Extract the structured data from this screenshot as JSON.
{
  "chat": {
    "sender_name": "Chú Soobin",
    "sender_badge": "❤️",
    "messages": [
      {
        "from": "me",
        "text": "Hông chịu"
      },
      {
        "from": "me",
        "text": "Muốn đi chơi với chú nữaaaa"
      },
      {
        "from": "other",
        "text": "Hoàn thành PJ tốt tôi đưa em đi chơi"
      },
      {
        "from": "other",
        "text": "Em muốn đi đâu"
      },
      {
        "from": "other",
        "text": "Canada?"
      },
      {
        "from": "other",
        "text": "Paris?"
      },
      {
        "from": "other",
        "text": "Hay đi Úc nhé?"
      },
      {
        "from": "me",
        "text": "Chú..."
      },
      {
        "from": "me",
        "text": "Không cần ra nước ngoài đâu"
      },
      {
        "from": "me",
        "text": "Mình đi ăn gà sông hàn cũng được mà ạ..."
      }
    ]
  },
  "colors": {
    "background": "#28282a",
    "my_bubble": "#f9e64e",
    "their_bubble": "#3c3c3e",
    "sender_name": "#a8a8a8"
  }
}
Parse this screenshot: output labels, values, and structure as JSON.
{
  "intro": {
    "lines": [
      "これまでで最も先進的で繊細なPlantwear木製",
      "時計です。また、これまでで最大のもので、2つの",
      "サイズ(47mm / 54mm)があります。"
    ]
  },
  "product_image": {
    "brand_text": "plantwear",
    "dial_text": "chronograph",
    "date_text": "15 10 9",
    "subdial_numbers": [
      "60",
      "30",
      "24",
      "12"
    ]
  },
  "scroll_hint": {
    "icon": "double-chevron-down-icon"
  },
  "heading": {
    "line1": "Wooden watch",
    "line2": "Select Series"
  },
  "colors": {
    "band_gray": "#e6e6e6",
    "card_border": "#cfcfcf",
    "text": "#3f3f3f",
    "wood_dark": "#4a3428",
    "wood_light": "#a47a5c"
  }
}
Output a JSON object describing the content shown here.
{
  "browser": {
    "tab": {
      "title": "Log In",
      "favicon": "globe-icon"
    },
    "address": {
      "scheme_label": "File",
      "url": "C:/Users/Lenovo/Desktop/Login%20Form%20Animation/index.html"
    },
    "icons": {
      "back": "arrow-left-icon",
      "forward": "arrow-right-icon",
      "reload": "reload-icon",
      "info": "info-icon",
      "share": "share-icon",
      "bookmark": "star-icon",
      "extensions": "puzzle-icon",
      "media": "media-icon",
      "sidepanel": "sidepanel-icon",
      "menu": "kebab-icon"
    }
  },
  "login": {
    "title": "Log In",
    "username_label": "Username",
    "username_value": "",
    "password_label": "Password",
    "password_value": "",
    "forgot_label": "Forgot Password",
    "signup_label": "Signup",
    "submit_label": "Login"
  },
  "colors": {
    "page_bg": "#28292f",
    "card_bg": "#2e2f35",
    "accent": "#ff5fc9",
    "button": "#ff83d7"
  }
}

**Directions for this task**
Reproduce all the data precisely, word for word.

**The completed task**
Extract the structured data from this screenshot as JSON.
{
  "chat": {
    "sender_name": "Chú Soobin",
    "sender_badge": "❤️",
    "messages": [
      {
        "from": "me",
        "text": "Hông chịu"
      },
      {
        "from": "me",
        "text": "Muốn đi chơi với chú nữaaaa"
      },
      {
        "from": "other",
        "text": "Hoàn thành PJ tốt tôi đưa em đi chơi"
      },
      {
        "from": "other",
        "text": "Em muốn đi đâu"
      },
      {
        "from": "other",
        "text": "Canada?"
      },
      {
        "from": "other",
        "text": "Paris?"
      },
      {
        "from": "other",
        "text": "Hay đi Úc nhé?"
      },
      {
        "from": "me",
        "text": "Chú..."
      },
      {
        "from": "me",
        "text": "Không cần ra nước ngoài đâu"
      },
      {
        "from": "me",
        "text": "Mình đi ăn gà sông hàn cũng được mà ạ..."
      }
    ]
  },
  "colors": {
    "background": "#28282a",
    "my_bubble": "#f9e64e",
    "their_bubble": "#3c3c3e",
    "sender_name": "#a8a8a8"
  }
}
Parse this screenshot: output labels, values, and structure as JSON.
{
  "intro": {
    "lines": [
      "これまでで最も先進的で繊細なPlantwear木製",
      "時計です。また、これまでで最大のもので、2つの",
      "サイズ(47mm / 54mm)があります。"
    ]
  },
  "product_image": {
    "brand_text": "plantwear",
    "dial_text": "chronograph",
    "date_text": "15 10 9",
    "subdial_numbers": [
      "60",
      "30",
      "24",
      "12"
    ]
  },
  "scroll_hint": {
    "icon": "double-chevron-down-icon"
  },
  "heading": {
    "line1": "Wooden watch",
    "line2": "Select Series"
  },
  "colors": {
    "band_gray": "#e6e6e6",
    "card_border": "#cfcfcf",
    "text": "#3f3f3f",
    "wood_dark": "#4a3428",
    "wood_light": "#a47a5c"
  }
}
Output a JSON object describing the content shown here.
{
  "browser": {
    "tab": {
      "title": "Log In",
      "favicon": "globe-icon"
    },
    "address": {
      "scheme_label": "File",
      "url": "C:/Users/Lenovo/Desktop/Login%20Form%20Animation/index.html"
    },
    "icons": {
      "back": "arrow-left-icon",
      "forward": "arrow-right-icon",
      "reload": "reload-icon",
      "info": "info-icon",
      "share": "share-icon",
      "bookmark": "star-icon",
      "extensions": "puzzle-icon",
      "media": "media-icon",
      "sidepanel": "sidepanel-icon",
      "menu": "kebab-icon"
    }
  },
  "login": {
    "title": "Log In",
    "username_label": "Username",
    "username_value": "",
    "password_label": "Password",
    "password_value": "",
    "forgot_label": "Forgot Password",
    "signup_label": "Signup",
    "submit_label": "Login"
  },
  "colors": {
    "page_bg": "#28292f",
    "card_bg": "#2e2f35",
    "accent": "#ff5fc9",
    "button": "#ff83d7"
  }
}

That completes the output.